Speaking to Trinity News, MacPherson said: “The report itself is not supposed to solve problems, it is to comprehensively identify them so we can begin working on them.”
The report outlines issues that have arisen in Class Rep Elections in 2017 and previous years. It identifies problems, good practice, and areas of improvement in communication and engagement, elections and polling, and representation and systems.
Communication with candidates is identified as a critical issue. Some candidates were unaware of what candidacy entailed and raised questions around the rules of campaigning for the position. The report notes that “in a few rare cases, students had been nominated by classmates and were unaware of their candidacy.”
The report acknowledged TCDSU’s duty of “transparency, accountability and democratic practice” that it must offer students. The report outlines the shortcomings of elections in this sense with regard to late nominations. Typically, late nominations are received after the closing date for a class with no candidates and are accepted on a first-come, first-served basis. This issue was raised at the SU Council on 24 October following 172 classes submitting zero nominations by the closing date.
Additionally, difficulties with communication and engagement are highlighted with regards to internal elections held by schools and engagement of Junior Freshman students in the nomination process, who may be intimidated by the requirement to seek a classmate’s seconding of the nomination.
TCDSU ran “What is a Class Rep?” talks in Freshers’ orientation week and the following week, in accordance with a motion to Council in 2016-17. Also, many students were recruited in the nomination process through interaction at stands in Halls and Front Square during Freshers’ week.
The report identifies that challenges arising with elections and polling include polling times, which are not always well suited to students. Despite the publishing of times – which changed daily – on SU social media and emails, there were problems in off-campus locations for students to access polling stations during opening times. Additionally, certain polling stations in the Arts Block, Hamilton, D’Olier, and St James’ hospital were not easily identifiable, resulting in students missing the opportunity to vote.
Student cards are scanned at polling stations to ensure no student can vote twice. The report outlines that the scanning of a student card, however, does not allow the Electoral Commission to check a students’ class or if their card is in date. Theoretically, a holder of a student card could vote even if they are no longer a student.

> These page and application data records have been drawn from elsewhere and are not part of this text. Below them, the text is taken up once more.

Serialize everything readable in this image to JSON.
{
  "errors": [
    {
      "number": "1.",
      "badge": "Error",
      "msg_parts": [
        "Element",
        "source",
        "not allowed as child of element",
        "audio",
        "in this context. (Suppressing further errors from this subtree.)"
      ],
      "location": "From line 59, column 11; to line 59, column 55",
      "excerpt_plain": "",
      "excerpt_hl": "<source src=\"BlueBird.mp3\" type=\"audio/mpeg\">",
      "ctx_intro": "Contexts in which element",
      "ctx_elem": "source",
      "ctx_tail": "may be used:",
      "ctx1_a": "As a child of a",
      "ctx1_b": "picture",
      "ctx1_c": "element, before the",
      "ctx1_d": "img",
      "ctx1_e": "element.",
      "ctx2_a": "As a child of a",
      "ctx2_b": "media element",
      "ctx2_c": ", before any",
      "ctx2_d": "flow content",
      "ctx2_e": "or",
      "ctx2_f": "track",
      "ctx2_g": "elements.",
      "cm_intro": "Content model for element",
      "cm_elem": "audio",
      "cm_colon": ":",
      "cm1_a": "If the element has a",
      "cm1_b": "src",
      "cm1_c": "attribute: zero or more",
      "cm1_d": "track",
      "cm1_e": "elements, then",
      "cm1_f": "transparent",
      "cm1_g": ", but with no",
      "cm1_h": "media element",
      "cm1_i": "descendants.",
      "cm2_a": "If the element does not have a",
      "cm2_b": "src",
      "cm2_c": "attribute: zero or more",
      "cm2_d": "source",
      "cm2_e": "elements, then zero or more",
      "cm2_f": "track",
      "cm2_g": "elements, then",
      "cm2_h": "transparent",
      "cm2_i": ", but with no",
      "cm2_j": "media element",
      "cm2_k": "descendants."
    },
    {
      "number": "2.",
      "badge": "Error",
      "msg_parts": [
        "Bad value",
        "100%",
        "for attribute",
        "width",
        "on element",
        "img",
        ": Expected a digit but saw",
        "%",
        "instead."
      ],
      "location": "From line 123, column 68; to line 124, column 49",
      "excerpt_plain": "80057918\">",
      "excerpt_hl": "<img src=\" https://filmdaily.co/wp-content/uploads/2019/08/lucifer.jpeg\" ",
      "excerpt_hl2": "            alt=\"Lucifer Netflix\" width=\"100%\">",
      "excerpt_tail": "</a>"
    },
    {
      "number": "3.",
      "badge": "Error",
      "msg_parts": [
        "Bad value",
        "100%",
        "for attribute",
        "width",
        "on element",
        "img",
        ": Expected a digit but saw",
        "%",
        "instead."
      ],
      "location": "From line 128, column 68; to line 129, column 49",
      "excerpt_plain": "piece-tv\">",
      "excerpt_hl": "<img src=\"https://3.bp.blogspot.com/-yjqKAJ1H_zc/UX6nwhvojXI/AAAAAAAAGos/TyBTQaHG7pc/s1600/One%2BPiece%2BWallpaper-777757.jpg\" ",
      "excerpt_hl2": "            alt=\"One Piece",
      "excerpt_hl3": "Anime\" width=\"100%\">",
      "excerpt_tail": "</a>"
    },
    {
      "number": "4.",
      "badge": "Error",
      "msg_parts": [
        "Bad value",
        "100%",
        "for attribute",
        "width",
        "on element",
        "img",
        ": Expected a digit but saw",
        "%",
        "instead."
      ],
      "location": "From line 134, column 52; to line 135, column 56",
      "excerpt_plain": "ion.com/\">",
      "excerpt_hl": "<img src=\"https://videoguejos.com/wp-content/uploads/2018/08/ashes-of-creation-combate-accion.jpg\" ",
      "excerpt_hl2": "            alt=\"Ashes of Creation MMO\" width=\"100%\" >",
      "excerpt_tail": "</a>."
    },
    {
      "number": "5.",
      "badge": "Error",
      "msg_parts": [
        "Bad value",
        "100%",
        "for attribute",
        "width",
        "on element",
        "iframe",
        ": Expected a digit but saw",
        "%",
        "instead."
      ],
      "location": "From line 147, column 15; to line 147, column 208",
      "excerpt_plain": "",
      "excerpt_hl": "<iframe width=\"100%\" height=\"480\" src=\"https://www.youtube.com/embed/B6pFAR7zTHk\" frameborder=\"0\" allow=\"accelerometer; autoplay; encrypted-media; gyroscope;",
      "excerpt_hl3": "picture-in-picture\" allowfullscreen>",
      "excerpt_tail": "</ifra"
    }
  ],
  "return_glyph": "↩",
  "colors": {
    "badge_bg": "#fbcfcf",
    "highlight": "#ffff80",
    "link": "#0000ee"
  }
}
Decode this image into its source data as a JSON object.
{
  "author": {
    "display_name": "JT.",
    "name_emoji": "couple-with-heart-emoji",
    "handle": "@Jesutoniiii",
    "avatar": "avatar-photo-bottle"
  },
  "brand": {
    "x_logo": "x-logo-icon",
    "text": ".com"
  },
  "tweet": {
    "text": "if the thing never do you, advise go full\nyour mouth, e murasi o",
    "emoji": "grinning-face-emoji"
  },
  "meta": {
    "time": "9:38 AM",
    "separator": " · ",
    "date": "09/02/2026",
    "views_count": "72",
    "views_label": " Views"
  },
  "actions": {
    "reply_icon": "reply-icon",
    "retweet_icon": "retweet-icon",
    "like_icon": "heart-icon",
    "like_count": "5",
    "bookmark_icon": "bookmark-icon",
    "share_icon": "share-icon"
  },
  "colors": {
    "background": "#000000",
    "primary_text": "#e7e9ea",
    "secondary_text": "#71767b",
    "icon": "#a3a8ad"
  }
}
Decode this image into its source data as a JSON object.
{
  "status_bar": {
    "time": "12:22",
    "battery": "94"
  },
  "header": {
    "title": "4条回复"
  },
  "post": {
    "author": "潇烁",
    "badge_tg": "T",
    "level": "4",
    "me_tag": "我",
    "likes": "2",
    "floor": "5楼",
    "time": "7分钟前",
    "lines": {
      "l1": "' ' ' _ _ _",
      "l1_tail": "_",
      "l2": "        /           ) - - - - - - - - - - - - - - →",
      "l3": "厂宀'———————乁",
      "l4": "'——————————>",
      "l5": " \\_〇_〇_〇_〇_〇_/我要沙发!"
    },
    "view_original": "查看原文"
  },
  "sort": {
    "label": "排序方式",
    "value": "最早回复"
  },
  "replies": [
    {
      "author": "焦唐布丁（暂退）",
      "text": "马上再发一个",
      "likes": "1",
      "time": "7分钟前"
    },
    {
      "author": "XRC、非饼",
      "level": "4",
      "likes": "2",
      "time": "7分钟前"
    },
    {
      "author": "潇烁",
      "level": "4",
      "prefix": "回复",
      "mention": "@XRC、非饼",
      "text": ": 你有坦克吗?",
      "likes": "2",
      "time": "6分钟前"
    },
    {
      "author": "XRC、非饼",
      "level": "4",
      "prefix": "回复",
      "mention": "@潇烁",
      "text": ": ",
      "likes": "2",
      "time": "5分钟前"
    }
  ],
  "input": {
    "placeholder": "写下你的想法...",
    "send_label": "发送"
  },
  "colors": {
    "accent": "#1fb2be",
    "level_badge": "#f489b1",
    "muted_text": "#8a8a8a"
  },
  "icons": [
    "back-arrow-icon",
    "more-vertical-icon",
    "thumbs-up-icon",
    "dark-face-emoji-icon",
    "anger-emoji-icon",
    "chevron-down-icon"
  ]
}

There were several mistakes printed on the ballots this election period. Several names were misspelt, while some other students were listed on the wrong ballot or missing from the ballot entirely.
Some students were not clear on the method of voting. The system used in Class Rep Elections is Single Transferable Vote. A number of ballots were excluded from the valid poll due to misunderstandings of how STV works.
Furthermore, the report explores issues regarding the adequacy of representation and management of the class rep system.
The number of reps per class is of concern. The SU allocates 1 class rep for 60 students. However, yearly changes in student numbers can mean large classes, such as General Science, are inadequately represented while decreases in other class’ student numbers have led to overrepresentation by reps.
Representation across various locations is another issue for consideration. Some classes which are split between two or more locations, particularly clinical courses, can have class reps all on placement in one location. Consequently, students on placement elsewhere have limited access to a class rep.
The Management System used to store names, email addresses and student numbers of all candidates for class rep, is of critical importance for the SU. However, the system requires manual updates and can quickly become out-of-date.
The report outlines several recommendations for future improvement of class rep elections. Some are short term which will be addressed by the Education Officer in consultation with relevant authorities and officers in order to make these changes for the sabbatical elections in February 2018, where relevant.
These include the development of a strategy document for increasing student engagement with elections and impartial information to be provided to students on the Single Transferable Vote system at polling stations.
Further considerations to be accounted for in future class rep elections include revision of the ‘1 per 60’ rule, the introduction of a secure online voting system, and increased communication with schools and potential candidates prior to the election. Additionally, reviews will be undertaken of polling times and the process for filling positions in unrepresented classes. Ballots will be ordered as early as possible to allow for the limiting of mistakes and misprints.